───── Exercise data
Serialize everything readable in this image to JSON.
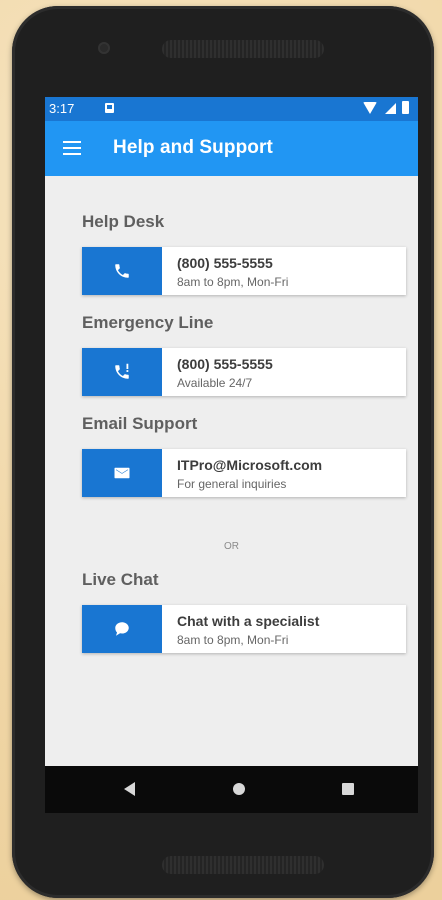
{
  "status_bar": {
    "time": "3:17"
  },
  "app_bar": {
    "title": "Help and Support"
  },
  "sections": [
    {
      "title": "Help Desk",
      "icon": "phone-icon",
      "primary": "(800) 555-5555",
      "secondary": "8am to 8pm, Mon-Fri"
    },
    {
      "title": "Emergency Line",
      "icon": "phone-alert-icon",
      "primary": "(800) 555-5555",
      "secondary": "Available 24/7"
    },
    {
      "title": "Email Support",
      "icon": "mail-icon",
      "primary": "ITPro@Microsoft.com",
      "secondary": "For general inquiries"
    },
    {
      "title": "Live Chat",
      "icon": "chat-bubble-icon",
      "primary": "Chat with a specialist",
      "secondary": "8am to 8pm, Mon-Fri"
    }
  ],
  "divider_text": "OR",
  "nav_bar": {
    "back_icon": "back-triangle-icon",
    "home_icon": "home-circle-icon",
    "recent_icon": "recent-apps-square-icon"
  },
  "colors": {
    "app_bar": "#2196f3",
    "status_bar": "#1976d2",
    "icon_tile": "#1976d2",
    "screen_bg": "#eeeeee",
    "section_title": "#5f5f5f"
  }
}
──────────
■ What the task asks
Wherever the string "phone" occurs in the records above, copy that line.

■ Solution
      "icon": "phone-icon",
      "icon": "phone-alert-icon",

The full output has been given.